MRT stations are becoming more complex as the network expands. The goal is to make signage easy to learn and to follow, so stations are less intimidating to navigate in. The revamped signage system was designed with different user demographics in mind.
The research is extended from my final year thesis, which explores the role of design in human decision making, and the challenges faced by both the maker and the user of navigation tools in Singapore’s MRT network.
First, dissect the system to understand the role of each sign.
Before breaking the system apart to review each signs’ purpose, a considerable amount of time was spent to observe how commuters interact with the signs. A lot of assumptions were raised and questioned because the current signage system has been in place for over twenty years.
Commuters in Singapore tend to look for information on directional signs.
Directional signs should be giving directions, quickly.
Misleading expectations and inaccessibility of information resulted in the overreliance of directional signs by commuters here. It started with one road name per exit that grew to contain various destinations over the years.
This means commuters are conditioned to expect their destinations to be on this sign. And if it doesn’t it means they are “lost” and will seek help from station staff. And the staff will put up paper signs to prevent future queries.
If I had asked people what they wanted, they would have said faster horses.Henry Ford
One of the greatest challenges was to convince key stakeholders that change is vital for the continuously growing network. The buy-in process continued throughout the design and implementation stages.
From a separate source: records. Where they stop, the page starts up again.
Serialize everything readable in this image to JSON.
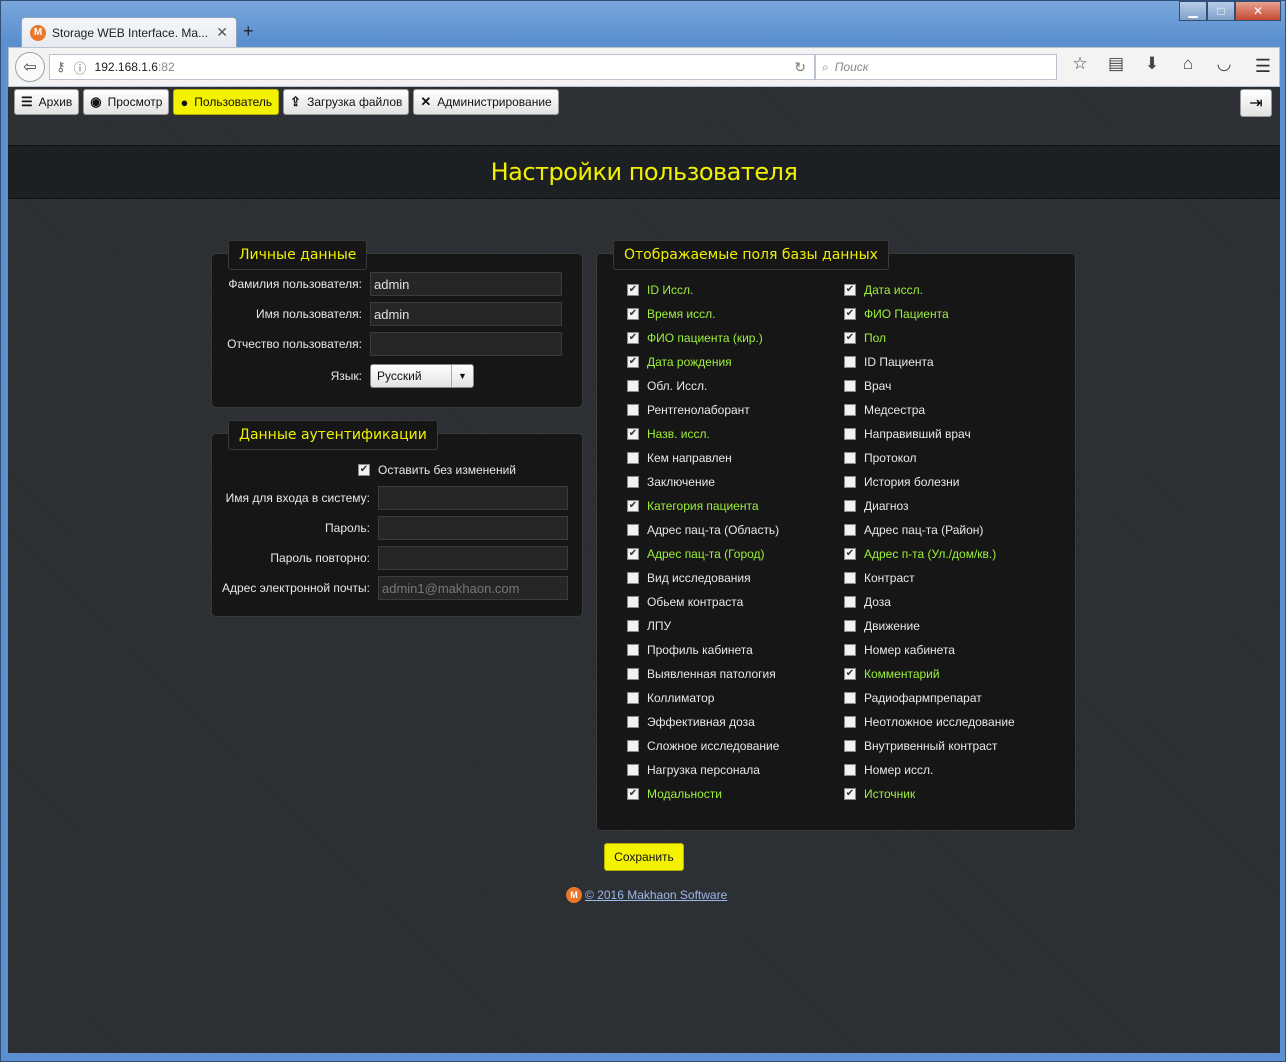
{
  "browser": {
    "tab_title": "Storage WEB Interface. Ma...",
    "tab_close": "✕",
    "new_tab": "+",
    "url_host": "192.168.1.6",
    "url_port": ":82",
    "search_placeholder": "Поиск"
  },
  "topmenu": {
    "items": [
      {
        "label": "Архив",
        "icon": "list-icon"
      },
      {
        "label": "Просмотр",
        "icon": "eye-icon"
      },
      {
        "label": "Пользователь",
        "icon": "user-icon",
        "active": true
      },
      {
        "label": "Загрузка файлов",
        "icon": "upload-icon"
      },
      {
        "label": "Администрирование",
        "icon": "tools-icon"
      }
    ]
  },
  "page": {
    "title": "Настройки пользователя"
  },
  "personal": {
    "legend": "Личные данные",
    "surname_label": "Фамилия пользователя:",
    "surname_value": "admin",
    "name_label": "Имя пользователя:",
    "name_value": "admin",
    "patronymic_label": "Отчество пользователя:",
    "patronymic_value": "",
    "language_label": "Язык:",
    "language_value": "Русский"
  },
  "auth": {
    "legend": "Данные аутентификации",
    "keep_label": "Оставить без изменений",
    "keep_checked": true,
    "login_label": "Имя для входа в систему:",
    "password_label": "Пароль:",
    "password_repeat_label": "Пароль повторно:",
    "email_label": "Адрес электронной почты:",
    "email_placeholder": "admin1@makhaon.com"
  },
  "fields": {
    "legend": "Отображаемые поля базы данных",
    "left": [
      {
        "label": "ID Иссл.",
        "checked": true
      },
      {
        "label": "Время иссл.",
        "checked": true
      },
      {
        "label": "ФИО пациента (кир.)",
        "checked": true
      },
      {
        "label": "Дата рождения",
        "checked": true
      },
      {
        "label": "Обл. Иссл.",
        "checked": false
      },
      {
        "label": "Рентгенолаборант",
        "checked": false
      },
      {
        "label": "Назв. иссл.",
        "checked": true
      },
      {
        "label": "Кем направлен",
        "checked": false
      },
      {
        "label": "Заключение",
        "checked": false
      },
      {
        "label": "Категория пациента",
        "checked": true
      },
      {
        "label": "Адрес пац-та (Область)",
        "checked": false
      },
      {
        "label": "Адрес пац-та (Город)",
        "checked": true
      },
      {
        "label": "Вид исследования",
        "checked": false
      },
      {
        "label": "Обьем контраста",
        "checked": false
      },
      {
        "label": "ЛПУ",
        "checked": false
      },
      {
        "label": "Профиль кабинета",
        "checked": false
      },
      {
        "label": "Выявленная патология",
        "checked": false
      },
      {
        "label": "Коллиматор",
        "checked": false
      },
      {
        "label": "Эффективная доза",
        "checked": false
      },
      {
        "label": "Сложное исследование",
        "checked": false
      },
      {
        "label": "Нагрузка персонала",
        "checked": false
      },
      {
        "label": "Модальности",
        "checked": true
      }
    ],
    "right": [
      {
        "label": "Дата иссл.",
        "checked": true
      },
      {
        "label": "ФИО Пациента",
        "checked": true
      },
      {
        "label": "Пол",
        "checked": true
      },
      {
        "label": "ID Пациента",
        "checked": false
      },
      {
        "label": "Врач",
        "checked": false
      },
      {
        "label": "Медсестра",
        "checked": false
      },
      {
        "label": "Направивший врач",
        "checked": false
      },
      {
        "label": "Протокол",
        "checked": false
      },
      {
        "label": "История болезни",
        "checked": false
      },
      {
        "label": "Диагноз",
        "checked": false
      },
      {
        "label": "Адрес пац-та (Район)",
        "checked": false
      },
      {
        "label": "Адрес п-та (Ул./дом/кв.)",
        "checked": true
      },
      {
        "label": "Контраст",
        "checked": false
      },
      {
        "label": "Доза",
        "checked": false
      },
      {
        "label": "Движение",
        "checked": false
      },
      {
        "label": "Номер кабинета",
        "checked": false
      },
      {
        "label": "Комментарий",
        "checked": true
      },
      {
        "label": "Радиофармпрепарат",
        "checked": false
      },
      {
        "label": "Неотложное исследование",
        "checked": false
      },
      {
        "label": "Внутривенный контраст",
        "checked": false
      },
      {
        "label": "Номер иссл.",
        "checked": false
      },
      {
        "label": "Источник",
        "checked": true
      }
    ]
  },
  "actions": {
    "save_label": "Сохранить"
  },
  "footer": {
    "text": "© 2016 Makhaon Software"
  }
}
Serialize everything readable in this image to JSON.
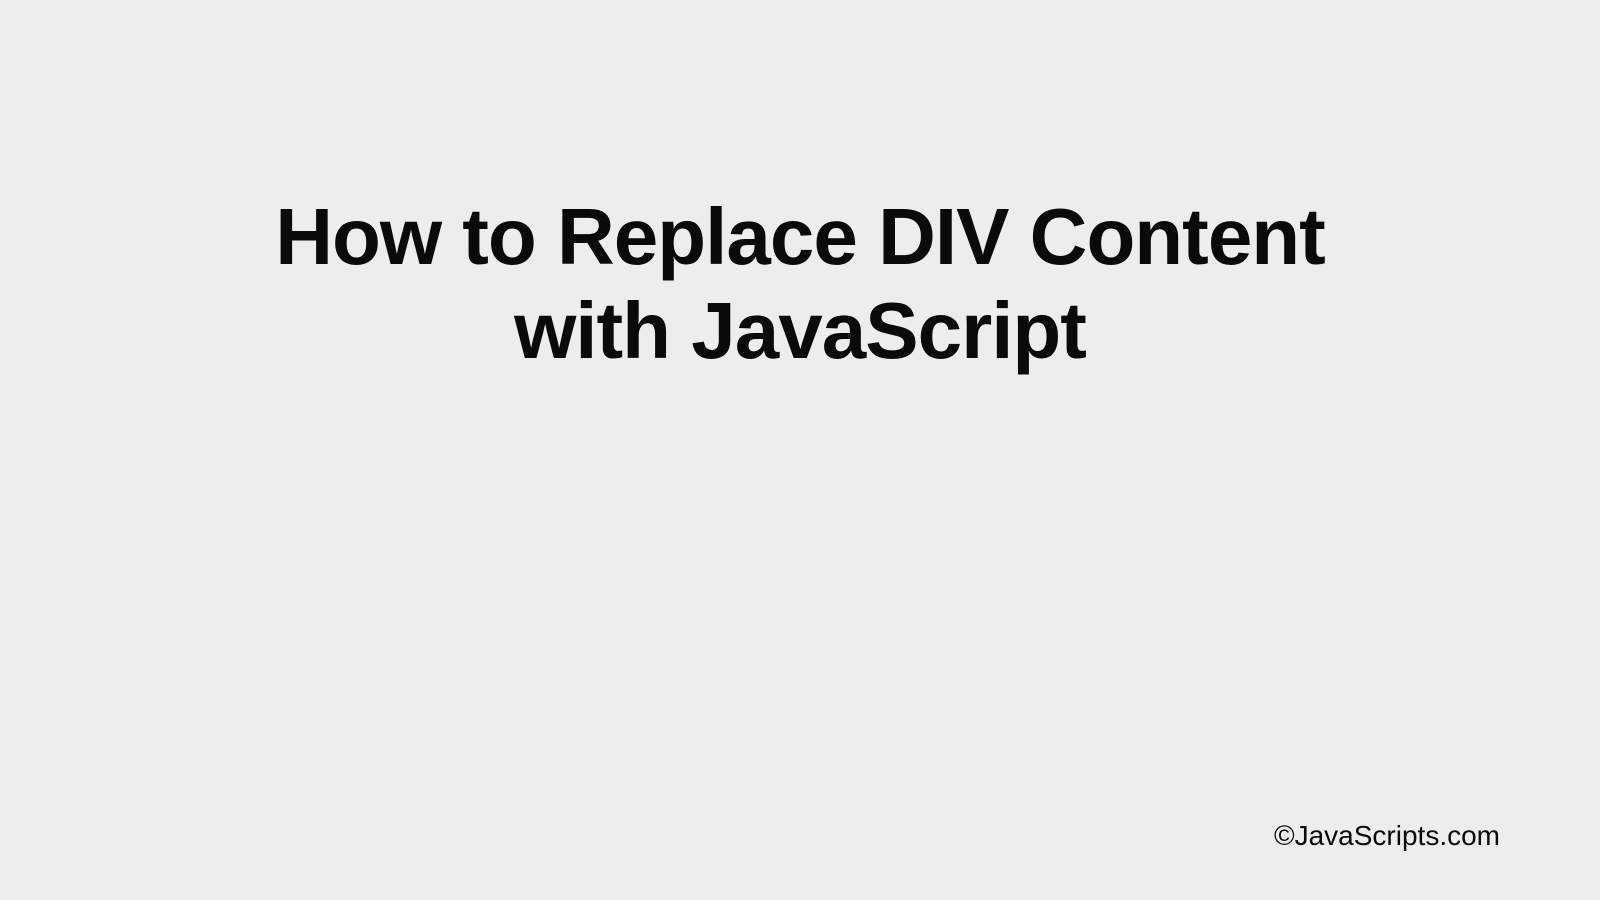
{
  "title_line1": "How to Replace DIV Content",
  "title_line2": "with JavaScript",
  "footer_text": "©JavaScripts.com"
}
It’s time to simplify the wayfinding language of the network, to make signage easy to learn and to encourage commuters to form a new habit.
Read how we started from the directional signs in the next chapter.